# Abstract Algebra and cyclic subgroups

## Homework Statement

from Algebra by Michael Artin, chapter 2, question 5 under section 2(subgroups)

An nth root of unity is a complex number z such that z^n =1. Prove that the nth roots of unity form a cyclic subgroup of C^(x) (the complex numbers under multiplication) of order n.

## Homework Equations

cyclic subgroup = {z,z^2, .... , z^(n-1), z^n = 1}

Closed under multiplication, is associative, has an identity and is cyclic (z^(n+b) = z^b becausse z^n = 1).

## The Attempt at a Solution

What's the point of this problem? Have I "proven" it, I'm trying to prepare for GRE and I am reviewing algebra (I'm a graduate, this isn't actually homework), but I don't see how its not immediately obvious that its a cyclic subgroup (put another way: What is Artin trying to show his readers?)
Thanks
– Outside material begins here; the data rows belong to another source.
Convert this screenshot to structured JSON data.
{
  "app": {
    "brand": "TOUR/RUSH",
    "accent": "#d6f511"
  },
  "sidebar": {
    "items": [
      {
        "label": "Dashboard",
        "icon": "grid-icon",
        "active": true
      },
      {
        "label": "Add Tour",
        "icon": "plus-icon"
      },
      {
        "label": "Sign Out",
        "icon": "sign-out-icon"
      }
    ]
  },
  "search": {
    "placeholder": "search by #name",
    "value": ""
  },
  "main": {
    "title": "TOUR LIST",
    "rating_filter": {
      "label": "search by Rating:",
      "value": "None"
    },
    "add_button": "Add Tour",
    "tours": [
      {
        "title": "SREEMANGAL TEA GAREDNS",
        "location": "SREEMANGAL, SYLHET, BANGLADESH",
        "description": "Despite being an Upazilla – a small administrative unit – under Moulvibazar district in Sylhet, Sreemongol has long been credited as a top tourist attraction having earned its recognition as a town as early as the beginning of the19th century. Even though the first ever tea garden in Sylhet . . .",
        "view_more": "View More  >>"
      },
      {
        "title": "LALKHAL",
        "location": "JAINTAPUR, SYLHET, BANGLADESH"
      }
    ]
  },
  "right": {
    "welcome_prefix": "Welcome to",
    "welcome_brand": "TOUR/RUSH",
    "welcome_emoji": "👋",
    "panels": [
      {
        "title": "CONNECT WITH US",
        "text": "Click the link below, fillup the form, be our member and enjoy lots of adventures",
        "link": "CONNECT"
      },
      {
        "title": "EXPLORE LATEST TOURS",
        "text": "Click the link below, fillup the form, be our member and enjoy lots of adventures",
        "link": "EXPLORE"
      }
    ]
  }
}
You left out the requirement that every element has an inverse. You also have the definition of cyclic wrong (it's that every element can be written as $$g^i$$ for some element $$g$$ that you haven't identified).